The High Court’s order to the Department of Environment (DoE) to shut down factories and private hospitals -- those lacking environmental clearance certificates -- on the banks of the Buriganga River is a necessary and timely directive, and a long time coming.
Among the many problems that the authorities have to solve, river encroachment has continued to be among the trickier challenges, which continues unabated to this day and with no real solutions being put forward.
As a result of which, many of our rivers -- which have, for decades, been the lifeblood of our nation -- are in a state where they appear beyond saving.
The once-great Buriganga River, which so many people still depend on for their livelihoods, has been dying a slow, painful death -- putting the lives of those who are dependent on it at great risk.
Suffice to say, this cannot be allowed to go on, and hopefully, the High Court’s directive is the first step towards reversing the sheer damage that the Buriganga River has had to endure for decades now.
In previous years, efforts to clean up our rivers have been ineffective due to numerous factors -- among which include the impunity that polluters have historically enjoyed, bureaucracy and lack of cooperation among government bodies concerned, and ultimately, negligence on the part of all authorities concerned in not prioritizing this issue.

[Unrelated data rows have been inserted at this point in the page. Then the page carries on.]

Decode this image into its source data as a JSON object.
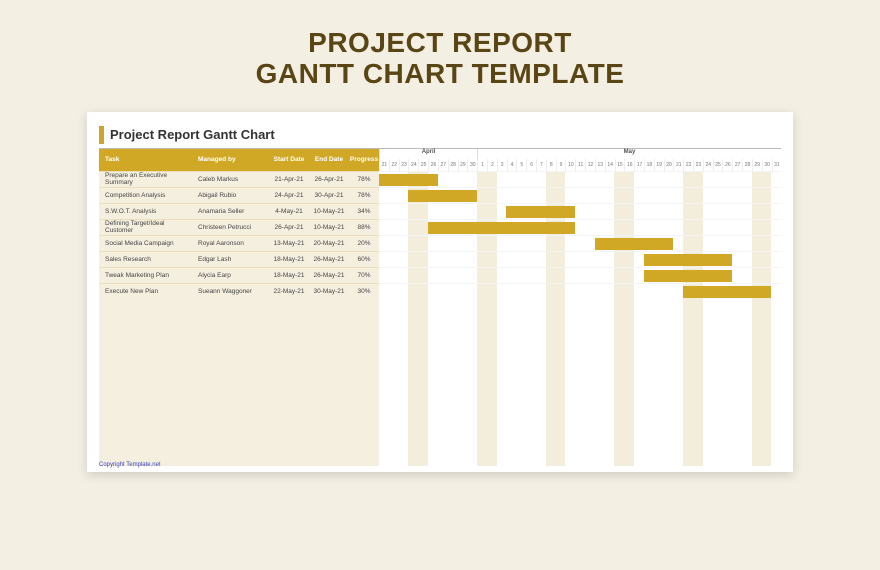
{
  "page": {
    "title_line1": "PROJECT REPORT",
    "title_line2": "GANTT CHART TEMPLATE"
  },
  "doc": {
    "title": "Project Report Gantt Chart",
    "copyright": "Copyright Template.net"
  },
  "columns": {
    "task": "Task",
    "managed_by": "Managed by",
    "start": "Start Date",
    "end": "End Date",
    "progress": "Progress"
  },
  "months": [
    "April",
    "May"
  ],
  "days": [
    "21",
    "22",
    "23",
    "24",
    "25",
    "26",
    "27",
    "28",
    "29",
    "30",
    "1",
    "2",
    "3",
    "4",
    "5",
    "6",
    "7",
    "8",
    "9",
    "10",
    "11",
    "12",
    "13",
    "14",
    "15",
    "16",
    "17",
    "18",
    "19",
    "20",
    "21",
    "22",
    "23",
    "24",
    "25",
    "26",
    "27",
    "28",
    "29",
    "30",
    "31"
  ],
  "weekend_cols": [
    3,
    4,
    10,
    11,
    17,
    18,
    24,
    25,
    31,
    32,
    38,
    39
  ],
  "rows": [
    {
      "task": "Prepare an Executive Summary",
      "mgr": "Caleb Markus",
      "start": "21-Apr-21",
      "end": "26-Apr-21",
      "prog": "78%",
      "bar_start": 0,
      "bar_span": 6
    },
    {
      "task": "Competition Analysis",
      "mgr": "Abigail Rubio",
      "start": "24-Apr-21",
      "end": "30-Apr-21",
      "prog": "78%",
      "bar_start": 3,
      "bar_span": 7
    },
    {
      "task": "S.W.O.T. Analysis",
      "mgr": "Anamaria Seller",
      "start": "4-May-21",
      "end": "10-May-21",
      "prog": "34%",
      "bar_start": 13,
      "bar_span": 7
    },
    {
      "task": "Defining Target/Ideal Customer",
      "mgr": "Christeen Petrucci",
      "start": "26-Apr-21",
      "end": "10-May-21",
      "prog": "88%",
      "bar_start": 5,
      "bar_span": 15
    },
    {
      "task": "Social Media Campaign",
      "mgr": "Royal Aaronson",
      "start": "13-May-21",
      "end": "20-May-21",
      "prog": "20%",
      "bar_start": 22,
      "bar_span": 8
    },
    {
      "task": "Sales Research",
      "mgr": "Edgar Lash",
      "start": "18-May-21",
      "end": "26-May-21",
      "prog": "60%",
      "bar_start": 27,
      "bar_span": 9
    },
    {
      "task": "Tweak Marketing Plan",
      "mgr": "Alycia Earp",
      "start": "18-May-21",
      "end": "26-May-21",
      "prog": "70%",
      "bar_start": 27,
      "bar_span": 9
    },
    {
      "task": "Execute New Plan",
      "mgr": "Sueann Waggoner",
      "start": "22-May-21",
      "end": "30-May-21",
      "prog": "30%",
      "bar_start": 31,
      "bar_span": 9
    }
  ],
  "chart_data": {
    "type": "bar",
    "title": "Project Report Gantt Chart",
    "xlabel": "Date",
    "ylabel": "Task",
    "x_range": [
      "2021-04-21",
      "2021-05-31"
    ],
    "series": [
      {
        "name": "Prepare an Executive Summary",
        "manager": "Caleb Markus",
        "start": "2021-04-21",
        "end": "2021-04-26",
        "progress_pct": 78
      },
      {
        "name": "Competition Analysis",
        "manager": "Abigail Rubio",
        "start": "2021-04-24",
        "end": "2021-04-30",
        "progress_pct": 78
      },
      {
        "name": "S.W.O.T. Analysis",
        "manager": "Anamaria Seller",
        "start": "2021-05-04",
        "end": "2021-05-10",
        "progress_pct": 34
      },
      {
        "name": "Defining Target/Ideal Customer",
        "manager": "Christeen Petrucci",
        "start": "2021-04-26",
        "end": "2021-05-10",
        "progress_pct": 88
      },
      {
        "name": "Social Media Campaign",
        "manager": "Royal Aaronson",
        "start": "2021-05-13",
        "end": "2021-05-20",
        "progress_pct": 20
      },
      {
        "name": "Sales Research",
        "manager": "Edgar Lash",
        "start": "2021-05-18",
        "end": "2021-05-26",
        "progress_pct": 60
      },
      {
        "name": "Tweak Marketing Plan",
        "manager": "Alycia Earp",
        "start": "2021-05-18",
        "end": "2021-05-26",
        "progress_pct": 70
      },
      {
        "name": "Execute New Plan",
        "manager": "Sueann Waggoner",
        "start": "2021-05-22",
        "end": "2021-05-30",
        "progress_pct": 30
      }
    ]
  }
}
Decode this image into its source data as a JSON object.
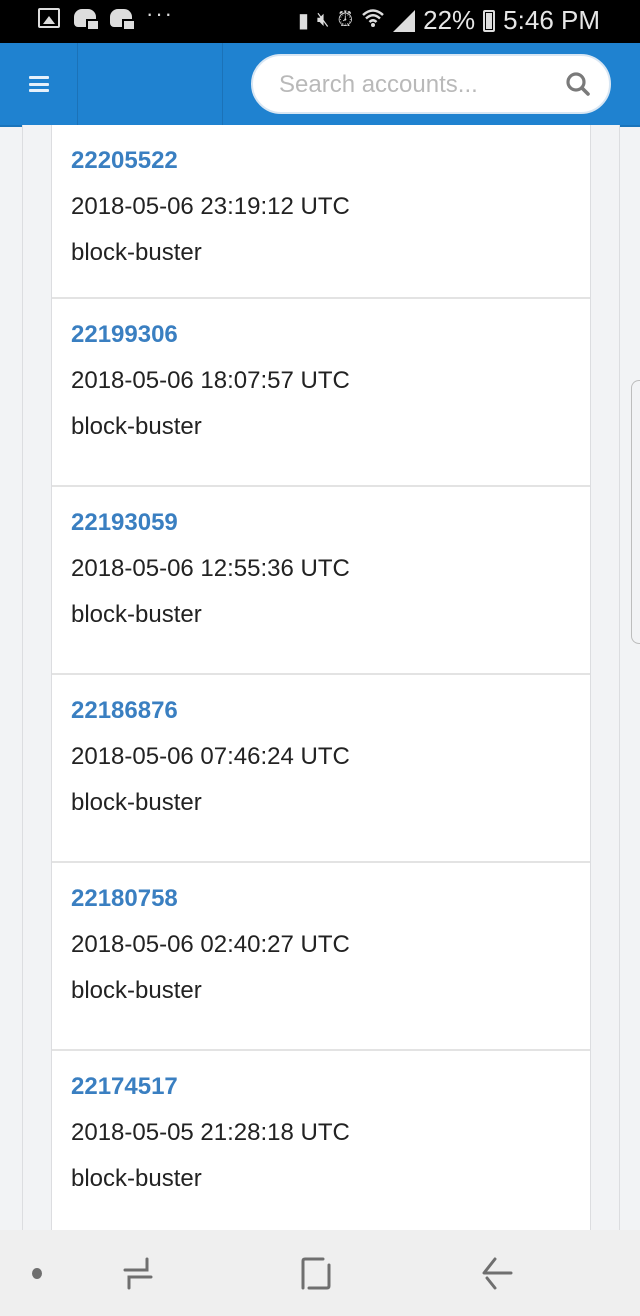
{
  "status_bar": {
    "battery_percent": "22%",
    "time": "5:46 PM",
    "left_icons": [
      "gallery-icon",
      "discord-icon",
      "discord-icon",
      "more-notifications-icon"
    ],
    "right_icons": [
      "battery-saver-icon",
      "mute-icon",
      "alarm-icon",
      "wifi-icon",
      "signal-icon",
      "battery-icon"
    ],
    "more_glyph": "···"
  },
  "header": {
    "menu_icon": "hamburger-icon",
    "search": {
      "placeholder": "Search accounts...",
      "value": "",
      "icon": "search-icon"
    }
  },
  "colors": {
    "header_bg": "#1f82d0",
    "link": "#3a7fc1",
    "text": "#222222"
  },
  "blocks": [
    {
      "number": "22205522",
      "timestamp": "2018-05-06 23:19:12 UTC",
      "witness": "block-buster"
    },
    {
      "number": "22199306",
      "timestamp": "2018-05-06 18:07:57 UTC",
      "witness": "block-buster"
    },
    {
      "number": "22193059",
      "timestamp": "2018-05-06 12:55:36 UTC",
      "witness": "block-buster"
    },
    {
      "number": "22186876",
      "timestamp": "2018-05-06 07:46:24 UTC",
      "witness": "block-buster"
    },
    {
      "number": "22180758",
      "timestamp": "2018-05-06 02:40:27 UTC",
      "witness": "block-buster"
    },
    {
      "number": "22174517",
      "timestamp": "2018-05-05 21:28:18 UTC",
      "witness": "block-buster"
    }
  ],
  "nav_bar": {
    "buttons": [
      "recent-apps-icon",
      "home-icon",
      "back-icon"
    ]
  }
}
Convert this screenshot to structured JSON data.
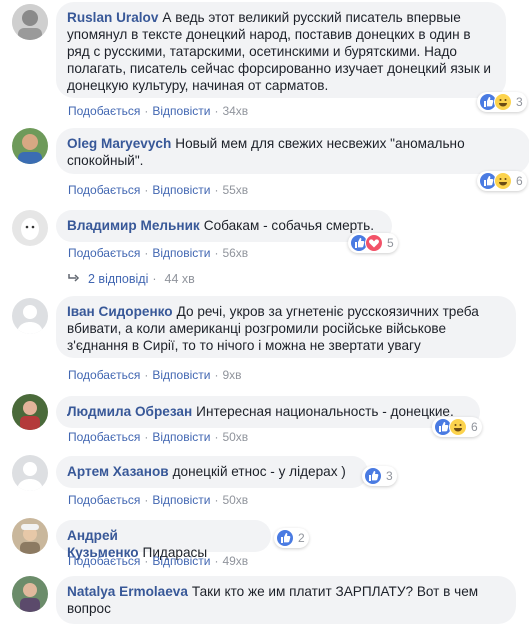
{
  "comments": [
    {
      "author": "Ruslan Uralov",
      "text": "А ведь этот великий русский писатель впервые упомянул в тексте донецкий народ, поставив донецких в один в ряд с русскими, татарскими, осетинскими и бурятскими. Надо полагать, писатель сейчас форсированно изучает донецкий язык и донецкую культуру, начиная от сарматов.",
      "like": "Подобається",
      "reply": "Відповісти",
      "time": "34хв",
      "reactions": [
        "like-icon",
        "haha-icon"
      ],
      "reaction_count": "3"
    },
    {
      "author": "Oleg Maryevych",
      "text": "Новый мем для свежих несвежих \"аномально спокойный\".",
      "like": "Подобається",
      "reply": "Відповісти",
      "time": "55хв",
      "reactions": [
        "like-icon",
        "haha-icon"
      ],
      "reaction_count": "6"
    },
    {
      "author": "Владимир Мельник",
      "text": "Собакам - собачья смерть.",
      "like": "Подобається",
      "reply": "Відповісти",
      "time": "56хв",
      "reactions": [
        "like-icon",
        "love-icon"
      ],
      "reaction_count": "5",
      "replies_label": "2 відповіді",
      "replies_time": "44 хв"
    },
    {
      "author": "Іван Сидоренко",
      "text": "До речі, укров за угнетеніє русскоязичних треба вбивати, а коли американці розгромили російське військове з'єднання в Сирії, то то нічого і можна не звертати увагу",
      "like": "Подобається",
      "reply": "Відповісти",
      "time": "9хв"
    },
    {
      "author": "Людмила Обрезан",
      "text": "Интересная национальность - донецкие.",
      "like": "Подобається",
      "reply": "Відповісти",
      "time": "50хв",
      "reactions": [
        "like-icon",
        "haha-icon"
      ],
      "reaction_count": "6"
    },
    {
      "author": "Артем Хазанов",
      "text": "донецкій етнос - у лідерах )",
      "like": "Подобається",
      "reply": "Відповісти",
      "time": "50хв",
      "reactions": [
        "like-icon"
      ],
      "reaction_count": "3"
    },
    {
      "author": "Андрей Кузьменко",
      "text": "Пидарасы",
      "like": "Подобається",
      "reply": "Відповісти",
      "time": "49хв",
      "reactions": [
        "like-icon"
      ],
      "reaction_count": "2"
    },
    {
      "author": "Natalya Ermolaeva",
      "text": "Таки кто же им платит ЗАРПЛАТУ? Вот в чем вопрос"
    }
  ],
  "colors": {
    "author": "#385898",
    "link": "#4267b2",
    "muted": "#90949c",
    "bubble": "#f2f3f5"
  }
}
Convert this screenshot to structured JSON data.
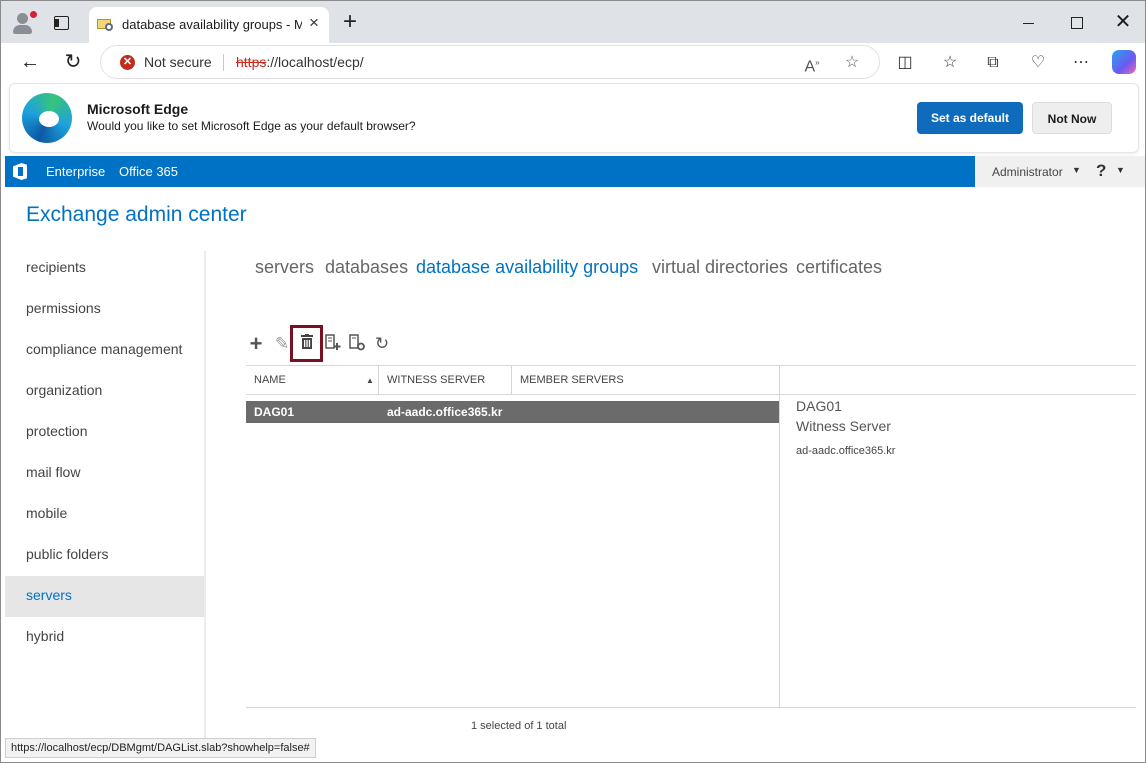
{
  "browser": {
    "tab_title": "database availability groups - Mic",
    "security_label": "Not secure",
    "url_scheme": "https",
    "url_rest": "://localhost/ecp/",
    "status_url": "https://localhost/ecp/DBMgmt/DAGList.slab?showhelp=false#"
  },
  "infobar": {
    "title": "Microsoft Edge",
    "message": "Would you like to set Microsoft Edge as your default browser?",
    "primary_button": "Set as default",
    "secondary_button": "Not Now",
    "primary_color": "#0f6cbd"
  },
  "topnav": {
    "items": [
      "Enterprise",
      "Office 365"
    ],
    "user": "Administrator",
    "help_label": "?",
    "bar_color": "#0072c6"
  },
  "page": {
    "title": "Exchange admin center"
  },
  "leftnav": {
    "items": [
      "recipients",
      "permissions",
      "compliance management",
      "organization",
      "protection",
      "mail flow",
      "mobile",
      "public folders",
      "servers",
      "hybrid"
    ],
    "selected": "servers"
  },
  "subtabs": {
    "items": [
      "servers",
      "databases",
      "database availability groups",
      "virtual directories",
      "certificates"
    ],
    "active": "database availability groups"
  },
  "toolbar": {
    "icons": [
      "add-icon",
      "edit-icon",
      "delete-icon",
      "add-server-icon",
      "manage-network-icon",
      "refresh-icon"
    ],
    "highlighted": "delete-icon",
    "highlight_color": "#7a1020"
  },
  "list": {
    "columns": [
      "NAME",
      "WITNESS SERVER",
      "MEMBER SERVERS"
    ],
    "rows": [
      {
        "name": "DAG01",
        "witness_server": "ad-aadc.office365.kr",
        "member_servers": ""
      }
    ],
    "footer": "1 selected of 1 total"
  },
  "details": {
    "name": "DAG01",
    "label": "Witness Server",
    "value": "ad-aadc.office365.kr"
  }
}
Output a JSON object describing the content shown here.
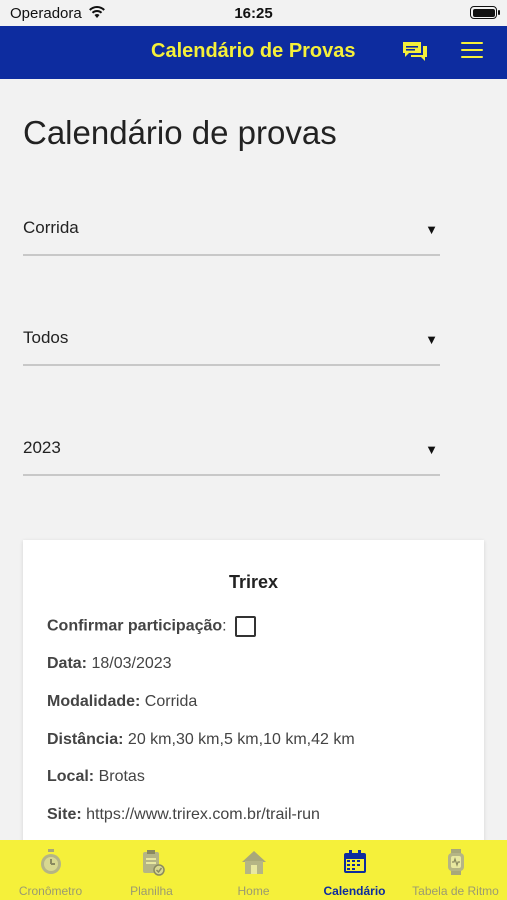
{
  "status_bar": {
    "carrier": "Operadora",
    "time": "16:25"
  },
  "app_bar": {
    "title": "Calendário de Provas",
    "chat_icon": "chat-icon",
    "menu_icon": "hamburger-menu-icon"
  },
  "page": {
    "title": "Calendário de provas"
  },
  "filters": [
    {
      "value": "Corrida"
    },
    {
      "value": "Todos"
    },
    {
      "value": "2023"
    }
  ],
  "arrow_glyph": "▼",
  "event": {
    "name": "Trirex",
    "confirm_label": "Confirmar participação",
    "confirm_suffix": ":",
    "date_label": "Data:",
    "date_value": "18/03/2023",
    "mode_label": "Modalidade:",
    "mode_value": "Corrida",
    "distance_label": "Distância:",
    "distance_value": "20 km,30 km,5 km,10 km,42 km",
    "place_label": "Local:",
    "place_value": "Brotas",
    "site_label": "Site:",
    "site_value": "https://www.trirex.com.br/trail-run"
  },
  "tabs": [
    {
      "label": "Cronômetro",
      "icon": "stopwatch-icon",
      "active": false
    },
    {
      "label": "Planilha",
      "icon": "clipboard-icon",
      "active": false
    },
    {
      "label": "Home",
      "icon": "home-icon",
      "active": false
    },
    {
      "label": "Calendário",
      "icon": "calendar-icon",
      "active": true
    },
    {
      "label": "Tabela de Ritmo",
      "icon": "smartwatch-icon",
      "active": false
    }
  ],
  "colors": {
    "brand_blue": "#0d2c9f",
    "brand_yellow": "#f5f03a"
  }
}
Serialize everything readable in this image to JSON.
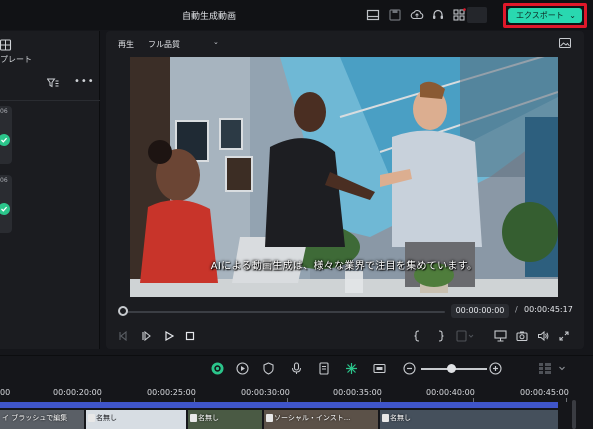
{
  "window": {
    "title": "自動生成動画"
  },
  "header": {
    "export_label": "エクスポート",
    "export_chevron": "⌄"
  },
  "left_panel": {
    "tab_label": "プレート",
    "card_numbers": [
      "06",
      "06"
    ],
    "more_label": "•••"
  },
  "preview": {
    "mode_label": "再生",
    "quality": "フル品質",
    "quality_chevron": "⌄",
    "subtitle": "AIによる動画生成は、様々な業界で注目を集めています。",
    "timecode_current": "00:00:00:00",
    "timecode_separator": "/",
    "timecode_total": "00:00:45:17",
    "playhead_progress": 0.0
  },
  "toolbar": {
    "zoom_level": 0.4
  },
  "timeline": {
    "ruler": [
      "00",
      "00:00:20:00",
      "00:00:25:00",
      "00:00:30:00",
      "00:00:35:00",
      "00:00:40:00",
      "00:00:45:00"
    ],
    "clips": [
      {
        "label": "イ ブラッシュで編集"
      },
      {
        "label": "名無し"
      },
      {
        "label": "名無し"
      },
      {
        "label": "ソーシャル・インスト..."
      },
      {
        "label": "名無し"
      }
    ]
  },
  "colors": {
    "accent": "#29d8b0",
    "highlight_border": "#e0182a",
    "timeline_bar": "#3f55c9",
    "check": "#2bc58b"
  }
}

It is worth reiterating just how valuable rivers are, and have been, to Bangladesh over the years; they are an inextricable part of our heritage and national identity and we must prioritize their protection.